If a spacer falls out more than 24 hours before your next scheduled appointment, call our office to make an arrangements to come in and have it replaced.

This is not an urgent situation. At your next scheduled appointment, just tell us about any missing elastics or tie wires.

Some patients can get mouth sores due to the irritation of braces. They are most common on the cheeks, lips and tongue. This is not an emergency, but may be uncomfortable. Place wax on the braces to provide more comfort. Prompt relief may also be achieved by applying a small amount of topical anesthetic (such as Orabase) directly to the ulcerated surface using a cotton swab. Warm salt-water rinses can also help sooth mouth sores.

When you get your braces on, you may feel general soreness in your mouth and your teeth may be tender to biting pressure for three to five days. During this time, make sure you eat soft foods – and remember that the more you try to chew the better they will feel. Common pain relievers such as Tylenol or Advil are recommended for relief from minor discomfort.

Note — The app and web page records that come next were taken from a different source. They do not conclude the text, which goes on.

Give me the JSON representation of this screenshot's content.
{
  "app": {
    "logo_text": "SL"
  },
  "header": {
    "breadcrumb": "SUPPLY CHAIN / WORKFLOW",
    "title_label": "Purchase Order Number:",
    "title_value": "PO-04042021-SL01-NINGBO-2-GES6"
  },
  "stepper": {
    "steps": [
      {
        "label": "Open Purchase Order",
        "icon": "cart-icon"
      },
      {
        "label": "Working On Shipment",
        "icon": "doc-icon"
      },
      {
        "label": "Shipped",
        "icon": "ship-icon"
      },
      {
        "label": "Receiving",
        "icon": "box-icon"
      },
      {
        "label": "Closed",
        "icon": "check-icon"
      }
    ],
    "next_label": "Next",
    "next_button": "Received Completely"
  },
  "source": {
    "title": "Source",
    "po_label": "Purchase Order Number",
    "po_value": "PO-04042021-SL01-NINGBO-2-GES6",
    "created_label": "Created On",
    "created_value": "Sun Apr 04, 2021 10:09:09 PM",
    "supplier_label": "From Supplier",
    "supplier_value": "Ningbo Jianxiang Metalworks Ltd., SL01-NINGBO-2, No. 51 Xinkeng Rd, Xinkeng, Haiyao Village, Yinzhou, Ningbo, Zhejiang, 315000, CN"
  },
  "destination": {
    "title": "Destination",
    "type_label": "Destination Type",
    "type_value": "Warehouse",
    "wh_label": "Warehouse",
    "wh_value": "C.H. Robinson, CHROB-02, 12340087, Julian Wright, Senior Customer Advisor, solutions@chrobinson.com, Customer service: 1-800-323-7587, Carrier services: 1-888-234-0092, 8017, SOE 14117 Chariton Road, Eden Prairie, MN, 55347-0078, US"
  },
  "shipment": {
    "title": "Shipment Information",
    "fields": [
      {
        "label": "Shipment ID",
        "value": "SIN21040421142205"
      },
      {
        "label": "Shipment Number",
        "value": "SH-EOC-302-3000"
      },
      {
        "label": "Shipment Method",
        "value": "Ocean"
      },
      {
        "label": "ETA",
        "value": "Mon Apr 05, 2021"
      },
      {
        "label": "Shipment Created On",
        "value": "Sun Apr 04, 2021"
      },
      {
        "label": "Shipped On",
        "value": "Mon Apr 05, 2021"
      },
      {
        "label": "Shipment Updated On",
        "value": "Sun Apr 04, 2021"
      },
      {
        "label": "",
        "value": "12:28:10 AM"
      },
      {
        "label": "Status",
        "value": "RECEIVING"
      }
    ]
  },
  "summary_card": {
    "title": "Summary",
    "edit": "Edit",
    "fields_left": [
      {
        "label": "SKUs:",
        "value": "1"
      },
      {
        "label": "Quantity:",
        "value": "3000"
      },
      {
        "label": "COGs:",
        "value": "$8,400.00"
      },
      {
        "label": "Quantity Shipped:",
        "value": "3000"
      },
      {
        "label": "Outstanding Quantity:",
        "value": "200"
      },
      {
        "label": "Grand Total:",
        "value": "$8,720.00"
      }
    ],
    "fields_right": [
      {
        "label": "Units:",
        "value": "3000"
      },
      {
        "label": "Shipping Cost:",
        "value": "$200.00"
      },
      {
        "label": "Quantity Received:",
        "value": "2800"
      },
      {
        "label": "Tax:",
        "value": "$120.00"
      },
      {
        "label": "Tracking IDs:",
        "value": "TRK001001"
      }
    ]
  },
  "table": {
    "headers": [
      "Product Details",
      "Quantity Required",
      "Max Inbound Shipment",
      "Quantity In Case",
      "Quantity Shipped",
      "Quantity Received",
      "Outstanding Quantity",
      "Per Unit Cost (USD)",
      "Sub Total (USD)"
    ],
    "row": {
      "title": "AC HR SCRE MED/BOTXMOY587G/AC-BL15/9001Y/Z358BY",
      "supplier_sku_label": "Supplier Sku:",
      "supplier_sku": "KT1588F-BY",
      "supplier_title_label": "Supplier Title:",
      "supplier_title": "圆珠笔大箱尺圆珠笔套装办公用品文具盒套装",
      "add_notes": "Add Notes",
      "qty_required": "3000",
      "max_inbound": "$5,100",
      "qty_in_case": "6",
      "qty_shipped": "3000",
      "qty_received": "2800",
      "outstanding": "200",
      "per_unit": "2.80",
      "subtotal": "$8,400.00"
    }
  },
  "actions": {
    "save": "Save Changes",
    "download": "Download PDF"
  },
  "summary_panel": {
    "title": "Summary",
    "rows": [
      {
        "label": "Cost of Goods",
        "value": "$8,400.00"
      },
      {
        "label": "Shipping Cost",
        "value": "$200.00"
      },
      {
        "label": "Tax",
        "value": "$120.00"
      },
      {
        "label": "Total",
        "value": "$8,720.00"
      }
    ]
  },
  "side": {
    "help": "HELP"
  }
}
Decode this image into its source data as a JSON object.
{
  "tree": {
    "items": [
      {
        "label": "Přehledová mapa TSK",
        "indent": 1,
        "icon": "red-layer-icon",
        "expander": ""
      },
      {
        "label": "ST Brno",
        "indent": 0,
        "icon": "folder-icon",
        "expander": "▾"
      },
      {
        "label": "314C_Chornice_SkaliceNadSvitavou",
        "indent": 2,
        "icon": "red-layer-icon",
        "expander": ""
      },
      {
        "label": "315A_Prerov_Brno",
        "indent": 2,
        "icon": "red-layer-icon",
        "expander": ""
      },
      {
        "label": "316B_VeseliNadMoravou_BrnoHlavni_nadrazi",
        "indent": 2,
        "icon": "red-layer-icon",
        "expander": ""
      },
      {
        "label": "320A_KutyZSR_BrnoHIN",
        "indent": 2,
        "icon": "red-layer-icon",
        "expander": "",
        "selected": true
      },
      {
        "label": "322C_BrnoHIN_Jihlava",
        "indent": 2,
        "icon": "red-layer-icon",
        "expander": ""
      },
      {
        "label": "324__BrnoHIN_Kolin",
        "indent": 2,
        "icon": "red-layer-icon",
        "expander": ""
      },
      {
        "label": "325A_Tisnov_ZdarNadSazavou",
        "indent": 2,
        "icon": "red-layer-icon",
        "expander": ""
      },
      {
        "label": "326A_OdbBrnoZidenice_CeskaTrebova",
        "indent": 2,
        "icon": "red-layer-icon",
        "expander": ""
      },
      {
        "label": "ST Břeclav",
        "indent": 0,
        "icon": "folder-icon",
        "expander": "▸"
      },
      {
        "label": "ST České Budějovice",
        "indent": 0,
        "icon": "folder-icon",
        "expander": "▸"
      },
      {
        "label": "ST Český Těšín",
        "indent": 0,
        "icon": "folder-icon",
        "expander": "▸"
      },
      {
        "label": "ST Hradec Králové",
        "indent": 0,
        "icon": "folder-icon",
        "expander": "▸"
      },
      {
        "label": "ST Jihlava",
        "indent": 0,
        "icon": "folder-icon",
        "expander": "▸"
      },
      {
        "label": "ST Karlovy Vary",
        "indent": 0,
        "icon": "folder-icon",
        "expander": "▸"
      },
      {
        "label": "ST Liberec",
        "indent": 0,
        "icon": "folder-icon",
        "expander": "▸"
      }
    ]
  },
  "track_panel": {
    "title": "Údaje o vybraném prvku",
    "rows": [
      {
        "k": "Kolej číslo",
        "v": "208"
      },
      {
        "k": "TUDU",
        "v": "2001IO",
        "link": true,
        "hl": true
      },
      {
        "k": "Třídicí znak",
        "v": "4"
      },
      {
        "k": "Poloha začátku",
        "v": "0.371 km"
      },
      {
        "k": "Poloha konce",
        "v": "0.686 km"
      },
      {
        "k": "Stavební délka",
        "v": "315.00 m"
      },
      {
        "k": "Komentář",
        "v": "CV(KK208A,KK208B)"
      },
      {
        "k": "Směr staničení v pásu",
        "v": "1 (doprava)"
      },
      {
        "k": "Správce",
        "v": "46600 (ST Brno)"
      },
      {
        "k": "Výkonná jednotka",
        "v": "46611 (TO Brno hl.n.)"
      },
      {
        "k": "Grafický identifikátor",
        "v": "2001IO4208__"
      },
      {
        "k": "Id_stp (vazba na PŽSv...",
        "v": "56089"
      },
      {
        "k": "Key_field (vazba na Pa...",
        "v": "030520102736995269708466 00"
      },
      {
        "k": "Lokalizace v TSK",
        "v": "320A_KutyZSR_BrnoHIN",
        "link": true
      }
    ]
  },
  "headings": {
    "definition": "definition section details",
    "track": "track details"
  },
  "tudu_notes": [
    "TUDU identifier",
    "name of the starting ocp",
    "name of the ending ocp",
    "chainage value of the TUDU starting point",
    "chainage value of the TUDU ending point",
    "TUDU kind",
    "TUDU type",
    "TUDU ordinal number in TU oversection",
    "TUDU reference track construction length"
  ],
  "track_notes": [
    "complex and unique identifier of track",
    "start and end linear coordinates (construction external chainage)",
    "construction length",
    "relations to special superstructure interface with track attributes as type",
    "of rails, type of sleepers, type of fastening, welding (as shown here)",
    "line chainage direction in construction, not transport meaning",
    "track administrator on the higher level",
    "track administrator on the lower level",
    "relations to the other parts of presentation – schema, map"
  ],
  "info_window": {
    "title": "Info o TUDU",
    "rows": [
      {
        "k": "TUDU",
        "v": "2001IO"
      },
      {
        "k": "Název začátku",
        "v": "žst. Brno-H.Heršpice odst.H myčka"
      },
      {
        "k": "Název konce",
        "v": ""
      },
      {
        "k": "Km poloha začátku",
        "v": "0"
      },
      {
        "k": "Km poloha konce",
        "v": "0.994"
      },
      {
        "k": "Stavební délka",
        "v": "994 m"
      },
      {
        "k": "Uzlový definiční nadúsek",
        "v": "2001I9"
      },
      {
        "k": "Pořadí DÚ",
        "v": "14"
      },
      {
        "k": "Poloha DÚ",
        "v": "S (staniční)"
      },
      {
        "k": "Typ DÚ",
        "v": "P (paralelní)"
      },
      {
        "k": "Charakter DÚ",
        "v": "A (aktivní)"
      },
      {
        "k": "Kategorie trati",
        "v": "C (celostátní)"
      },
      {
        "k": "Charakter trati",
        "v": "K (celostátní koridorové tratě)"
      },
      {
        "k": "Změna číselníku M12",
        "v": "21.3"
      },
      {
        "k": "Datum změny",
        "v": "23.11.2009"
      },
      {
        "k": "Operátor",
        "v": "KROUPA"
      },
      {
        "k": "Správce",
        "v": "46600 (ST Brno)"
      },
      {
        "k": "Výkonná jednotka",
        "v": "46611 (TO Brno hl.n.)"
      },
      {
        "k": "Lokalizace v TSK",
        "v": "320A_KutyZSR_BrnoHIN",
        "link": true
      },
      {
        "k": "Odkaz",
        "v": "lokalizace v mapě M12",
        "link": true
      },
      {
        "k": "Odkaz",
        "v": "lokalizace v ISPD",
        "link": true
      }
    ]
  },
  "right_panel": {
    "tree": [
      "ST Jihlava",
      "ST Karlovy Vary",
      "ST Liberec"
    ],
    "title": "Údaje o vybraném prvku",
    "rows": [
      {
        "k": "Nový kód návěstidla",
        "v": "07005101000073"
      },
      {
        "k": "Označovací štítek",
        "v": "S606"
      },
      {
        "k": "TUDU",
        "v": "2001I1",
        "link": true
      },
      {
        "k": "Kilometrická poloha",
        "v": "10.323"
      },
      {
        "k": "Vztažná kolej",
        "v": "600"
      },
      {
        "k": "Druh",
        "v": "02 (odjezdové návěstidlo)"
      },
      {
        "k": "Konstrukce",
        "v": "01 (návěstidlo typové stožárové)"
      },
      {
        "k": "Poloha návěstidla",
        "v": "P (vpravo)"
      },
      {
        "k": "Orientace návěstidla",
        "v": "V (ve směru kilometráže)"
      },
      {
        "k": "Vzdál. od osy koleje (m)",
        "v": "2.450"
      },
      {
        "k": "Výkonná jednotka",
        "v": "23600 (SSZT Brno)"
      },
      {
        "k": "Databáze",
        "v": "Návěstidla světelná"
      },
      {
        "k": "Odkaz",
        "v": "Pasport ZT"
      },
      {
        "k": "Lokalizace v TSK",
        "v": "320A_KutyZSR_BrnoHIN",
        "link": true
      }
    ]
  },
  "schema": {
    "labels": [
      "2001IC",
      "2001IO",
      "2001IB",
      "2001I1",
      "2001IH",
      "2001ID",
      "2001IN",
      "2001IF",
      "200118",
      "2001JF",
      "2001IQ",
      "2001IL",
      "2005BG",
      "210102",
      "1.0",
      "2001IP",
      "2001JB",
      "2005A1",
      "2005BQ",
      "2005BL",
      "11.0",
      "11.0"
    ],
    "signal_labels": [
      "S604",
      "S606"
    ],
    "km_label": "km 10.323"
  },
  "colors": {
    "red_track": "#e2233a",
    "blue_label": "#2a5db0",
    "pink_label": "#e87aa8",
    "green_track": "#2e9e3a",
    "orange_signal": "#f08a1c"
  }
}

In addition, you may experience mouth sores due to the irritation of braces. These are most common on the cheeks, lips and tongue. This is not an emergency, but may be uncomfortable. Place wax on the braces to provide more comfort. Prompt relief may also be achieved by applying a small amount of topical anesthetic (such as Orabase) directly to the ulcerated surface using a cotton swab. Warm salt-water rinses can also help sooth mouth sores.